Tuesday, March 11, 2014
The Bank of Maine has reached an agreement to sell six of its branches in the northern part of the state to Machias Savings Bank.
The transaction affects branches in Caribou, Fort Kent, Houlton, Lincoln, Mars Hill and Presque Isle, with a total of $75 million in deposits as of the end of June. Machias Savings Bank said it will close the branches in Fort Kent, Houlton and Mars Hill.
The sale is subject to the approval of state banking regulators. Bank of Maine's chief executive said the sale would allow the bank to focus on its remaining branches in central and southern Maine.
Machias Savings Bank's CEO said the sale is a natural expansion of the company's existing footprint.
BIW receives extra funding for USS Independence work
Bath Iron Works has received a $7.5 million modification to an existing contract to provide engineering and design services for work on the USS Independence, a littoral combat ship.
The ship is designed to be used in shallow waters.
The work will largely be done at a General Dynamics facility in San Diego under a separate contract, Bath Iron Works said.
Ford, Toyota end joint work on pickup and SUV hybrids
Ford Motor Co., which has been gaining on hybrid car sales leader Toyota Motor Corp., said Tuesday it will end a partnership with Japan's largest automaker to develop gasoline-electric systems for pickups and sport-utility vehicles.
Ford is on track to bring its rear-wheel-drive hybrid system to market later this decade, Raj Nair, the company's product development chief, said by telephone. Toyota and Michigan-based Ford mutually agreed to end their collaboration after the research and development phase, he said.
Ford CEO Alan Mulally and Toyota President Akio Toyoda personally negotiated the partnership before the two automakers made the collaboration public in August 2011. Since then, Ford has boosted sales of hybrid and plug-in versions of the Fusion sedan and the C-Max wagon in the U.S. to challenge Toyota, whose Prius has dominated the hybrid market for more than a decade.

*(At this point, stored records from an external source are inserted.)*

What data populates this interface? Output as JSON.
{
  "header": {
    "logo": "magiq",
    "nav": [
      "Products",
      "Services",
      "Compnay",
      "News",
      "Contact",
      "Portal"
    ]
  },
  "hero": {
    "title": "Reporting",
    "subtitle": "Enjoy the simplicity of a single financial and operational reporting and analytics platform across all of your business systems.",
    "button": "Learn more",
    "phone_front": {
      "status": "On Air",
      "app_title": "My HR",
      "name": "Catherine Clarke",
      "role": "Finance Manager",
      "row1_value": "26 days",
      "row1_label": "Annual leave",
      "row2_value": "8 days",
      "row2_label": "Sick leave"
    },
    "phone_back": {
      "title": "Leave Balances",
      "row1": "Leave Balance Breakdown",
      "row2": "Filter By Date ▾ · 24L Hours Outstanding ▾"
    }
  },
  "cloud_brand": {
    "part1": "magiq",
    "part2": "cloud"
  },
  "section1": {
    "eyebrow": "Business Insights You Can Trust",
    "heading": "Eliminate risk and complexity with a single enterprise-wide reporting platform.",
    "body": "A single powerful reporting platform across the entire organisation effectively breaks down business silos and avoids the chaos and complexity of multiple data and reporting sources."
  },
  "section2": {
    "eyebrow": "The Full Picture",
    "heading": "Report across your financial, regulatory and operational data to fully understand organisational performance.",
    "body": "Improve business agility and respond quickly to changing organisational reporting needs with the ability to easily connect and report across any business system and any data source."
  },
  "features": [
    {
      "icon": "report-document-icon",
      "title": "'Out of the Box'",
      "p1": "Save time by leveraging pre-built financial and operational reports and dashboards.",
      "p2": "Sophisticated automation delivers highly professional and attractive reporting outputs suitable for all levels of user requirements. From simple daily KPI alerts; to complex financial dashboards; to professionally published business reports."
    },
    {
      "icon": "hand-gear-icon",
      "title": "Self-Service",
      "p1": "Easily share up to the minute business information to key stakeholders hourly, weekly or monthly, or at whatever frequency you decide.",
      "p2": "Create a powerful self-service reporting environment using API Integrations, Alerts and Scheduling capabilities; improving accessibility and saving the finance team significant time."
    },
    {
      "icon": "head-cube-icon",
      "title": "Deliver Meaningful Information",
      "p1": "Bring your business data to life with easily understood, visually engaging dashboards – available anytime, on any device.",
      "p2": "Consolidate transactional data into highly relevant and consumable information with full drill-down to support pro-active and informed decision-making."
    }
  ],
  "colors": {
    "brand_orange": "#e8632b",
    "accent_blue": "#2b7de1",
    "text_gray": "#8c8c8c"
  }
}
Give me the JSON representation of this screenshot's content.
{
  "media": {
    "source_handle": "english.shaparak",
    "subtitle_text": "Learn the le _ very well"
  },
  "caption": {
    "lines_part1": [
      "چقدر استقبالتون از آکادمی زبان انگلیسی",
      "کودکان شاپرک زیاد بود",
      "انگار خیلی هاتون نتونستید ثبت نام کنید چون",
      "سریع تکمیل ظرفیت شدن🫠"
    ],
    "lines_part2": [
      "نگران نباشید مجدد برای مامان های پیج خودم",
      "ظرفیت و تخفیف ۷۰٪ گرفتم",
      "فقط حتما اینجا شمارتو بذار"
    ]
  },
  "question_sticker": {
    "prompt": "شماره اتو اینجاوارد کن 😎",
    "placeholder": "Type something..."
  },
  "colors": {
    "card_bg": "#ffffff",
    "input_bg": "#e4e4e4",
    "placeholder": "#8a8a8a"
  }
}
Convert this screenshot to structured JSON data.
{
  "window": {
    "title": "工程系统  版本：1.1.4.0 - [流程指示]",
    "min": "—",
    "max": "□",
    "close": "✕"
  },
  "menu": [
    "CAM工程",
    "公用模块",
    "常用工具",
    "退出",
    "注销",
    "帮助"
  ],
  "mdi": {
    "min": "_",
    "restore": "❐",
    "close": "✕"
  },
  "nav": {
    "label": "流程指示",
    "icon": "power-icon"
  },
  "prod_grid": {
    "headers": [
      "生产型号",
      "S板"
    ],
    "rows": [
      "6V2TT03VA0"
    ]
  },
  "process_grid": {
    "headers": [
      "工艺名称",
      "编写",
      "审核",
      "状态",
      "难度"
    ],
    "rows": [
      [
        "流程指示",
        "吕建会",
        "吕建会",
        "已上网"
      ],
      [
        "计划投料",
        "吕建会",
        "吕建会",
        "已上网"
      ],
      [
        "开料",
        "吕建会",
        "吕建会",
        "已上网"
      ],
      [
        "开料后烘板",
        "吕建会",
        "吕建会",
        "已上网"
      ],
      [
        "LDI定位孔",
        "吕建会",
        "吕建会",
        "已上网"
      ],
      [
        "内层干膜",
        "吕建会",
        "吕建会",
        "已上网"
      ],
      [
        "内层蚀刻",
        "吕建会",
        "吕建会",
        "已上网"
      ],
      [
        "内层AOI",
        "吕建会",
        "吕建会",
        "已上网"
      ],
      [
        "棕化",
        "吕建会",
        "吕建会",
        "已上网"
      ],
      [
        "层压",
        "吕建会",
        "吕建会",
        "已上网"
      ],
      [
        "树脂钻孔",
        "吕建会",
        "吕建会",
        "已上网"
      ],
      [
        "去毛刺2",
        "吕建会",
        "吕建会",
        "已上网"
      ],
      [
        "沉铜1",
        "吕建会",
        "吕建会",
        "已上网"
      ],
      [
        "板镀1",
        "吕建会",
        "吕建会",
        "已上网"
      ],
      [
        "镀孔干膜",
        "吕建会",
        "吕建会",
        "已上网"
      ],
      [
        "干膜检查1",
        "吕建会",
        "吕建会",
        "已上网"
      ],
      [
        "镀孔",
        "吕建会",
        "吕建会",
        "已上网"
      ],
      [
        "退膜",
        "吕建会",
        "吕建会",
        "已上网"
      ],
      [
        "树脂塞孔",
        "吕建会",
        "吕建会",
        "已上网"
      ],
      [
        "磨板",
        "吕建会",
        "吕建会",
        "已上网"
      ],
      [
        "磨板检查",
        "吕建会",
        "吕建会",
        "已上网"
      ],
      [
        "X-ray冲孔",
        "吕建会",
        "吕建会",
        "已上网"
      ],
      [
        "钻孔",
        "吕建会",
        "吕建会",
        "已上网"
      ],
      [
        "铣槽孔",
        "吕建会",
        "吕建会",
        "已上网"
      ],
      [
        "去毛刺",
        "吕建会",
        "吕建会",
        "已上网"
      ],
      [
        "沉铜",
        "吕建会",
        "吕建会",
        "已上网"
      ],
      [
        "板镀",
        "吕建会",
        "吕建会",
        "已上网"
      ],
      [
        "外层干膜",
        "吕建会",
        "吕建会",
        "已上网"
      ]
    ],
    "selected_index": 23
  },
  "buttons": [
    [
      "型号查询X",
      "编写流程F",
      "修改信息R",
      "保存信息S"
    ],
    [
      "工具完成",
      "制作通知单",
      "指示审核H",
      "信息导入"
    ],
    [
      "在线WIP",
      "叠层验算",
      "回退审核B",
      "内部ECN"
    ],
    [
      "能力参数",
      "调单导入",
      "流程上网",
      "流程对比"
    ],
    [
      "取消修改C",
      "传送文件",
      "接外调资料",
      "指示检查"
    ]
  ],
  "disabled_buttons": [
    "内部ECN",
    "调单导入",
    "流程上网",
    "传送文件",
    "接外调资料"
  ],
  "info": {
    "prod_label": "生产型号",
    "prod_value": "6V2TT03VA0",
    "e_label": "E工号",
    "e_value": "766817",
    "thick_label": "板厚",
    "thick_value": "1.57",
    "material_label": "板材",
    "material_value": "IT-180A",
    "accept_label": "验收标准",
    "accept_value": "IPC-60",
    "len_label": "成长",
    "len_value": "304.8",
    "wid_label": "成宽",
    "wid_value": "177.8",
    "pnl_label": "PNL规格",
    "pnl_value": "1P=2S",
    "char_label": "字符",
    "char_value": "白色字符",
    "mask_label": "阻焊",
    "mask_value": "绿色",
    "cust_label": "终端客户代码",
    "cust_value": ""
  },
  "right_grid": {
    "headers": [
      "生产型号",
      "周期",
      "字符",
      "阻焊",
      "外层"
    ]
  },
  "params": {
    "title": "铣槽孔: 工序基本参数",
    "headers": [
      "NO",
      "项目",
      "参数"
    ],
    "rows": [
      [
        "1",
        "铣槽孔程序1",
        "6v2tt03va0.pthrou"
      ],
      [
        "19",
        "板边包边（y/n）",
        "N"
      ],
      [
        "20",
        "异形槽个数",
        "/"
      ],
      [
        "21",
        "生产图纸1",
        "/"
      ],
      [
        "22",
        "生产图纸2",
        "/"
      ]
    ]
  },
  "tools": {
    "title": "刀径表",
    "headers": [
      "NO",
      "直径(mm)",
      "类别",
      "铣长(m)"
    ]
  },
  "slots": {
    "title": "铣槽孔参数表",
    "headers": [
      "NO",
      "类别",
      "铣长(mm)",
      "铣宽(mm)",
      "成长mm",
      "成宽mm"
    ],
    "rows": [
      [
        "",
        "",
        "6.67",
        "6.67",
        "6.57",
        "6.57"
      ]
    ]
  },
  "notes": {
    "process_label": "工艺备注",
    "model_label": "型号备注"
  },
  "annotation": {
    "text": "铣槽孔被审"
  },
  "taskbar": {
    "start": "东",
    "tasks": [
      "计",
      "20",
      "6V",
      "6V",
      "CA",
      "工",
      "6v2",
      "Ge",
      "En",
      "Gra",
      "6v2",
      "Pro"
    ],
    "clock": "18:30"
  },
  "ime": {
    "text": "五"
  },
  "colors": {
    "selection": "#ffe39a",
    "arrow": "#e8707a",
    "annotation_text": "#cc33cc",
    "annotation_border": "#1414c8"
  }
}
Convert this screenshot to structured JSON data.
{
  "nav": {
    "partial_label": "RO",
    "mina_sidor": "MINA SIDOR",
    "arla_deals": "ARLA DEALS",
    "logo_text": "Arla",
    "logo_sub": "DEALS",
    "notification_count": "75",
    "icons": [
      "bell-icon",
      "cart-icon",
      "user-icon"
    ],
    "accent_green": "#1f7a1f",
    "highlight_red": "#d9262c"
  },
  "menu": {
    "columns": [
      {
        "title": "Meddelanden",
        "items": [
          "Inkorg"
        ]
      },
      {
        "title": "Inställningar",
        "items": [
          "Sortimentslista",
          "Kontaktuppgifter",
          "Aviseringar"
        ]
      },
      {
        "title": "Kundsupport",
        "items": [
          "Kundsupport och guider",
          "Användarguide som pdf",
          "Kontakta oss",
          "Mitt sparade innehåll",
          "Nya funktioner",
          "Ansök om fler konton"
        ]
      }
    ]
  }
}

Ford and Toyota will continue to work jointly on standards for in-car technology and communication systems, Nair said.
Mexico reports doubling of illegal taps in fuel pipelines
The number of illegal taps drilled into Mexican oil and gas pipelines to steal fuel has doubled so far in 2013, one of the few crime-related statistics that the administration of new President Enrique Pena Nieto says has grown since he took office in December. Authorities said Tuesday that the reason for the reported rise remains unclear, but there are some indications that the country is seeing a thriving industry centered around stealing and selling fuel in Mexico, and even exporting it.
Mexico's state-owned oil company, Petroleos Mexicanos, said 1,421 illegal fuel taps have been discovered in the first six months of this year, almost twice the 722 taps uncovered in the same period of 2012.
Thieves made off with the equivalent of 2.7 million barrels of fuel, equal to more than one day of the company's annual oil output. The company has estimated that such thefts cost it about $5 billion a year.
Losses grow for RadioShack as income tops expectations
RadioShack said Tuesday that its second-quarter loss widened as the electronics retailer works to revamp its stores and product assortment ahead of the crucial holiday season.
Although the loss was bigger than analysts expected, revenue beat expectations and the company said it was bringing on consultants to help improve results.
RadioShack has been cutting costs, shuffling management and updating stores and product selection to battle competition from online retailers and discount stores that have expanded their electronics offerings.
Revenue results indicate the turnaround might be gaining traction in its early stages.
Revenue was nearly flat at $844.5 million, handily beating analysts' expectations of $816.1 million in revenue, according to FactSet. Net loss for the three months ended June 30 totaled $53.1 million, or 53 cents per share. That compares with a net loss of $21 million, or 21 cents per share, last year. The loss is more than double the loss of 24 cents per share that analysts expected.
Shares fell 15 cents, or 5.1 percent, to close at $2.78 Tuesday.
--From staff and news services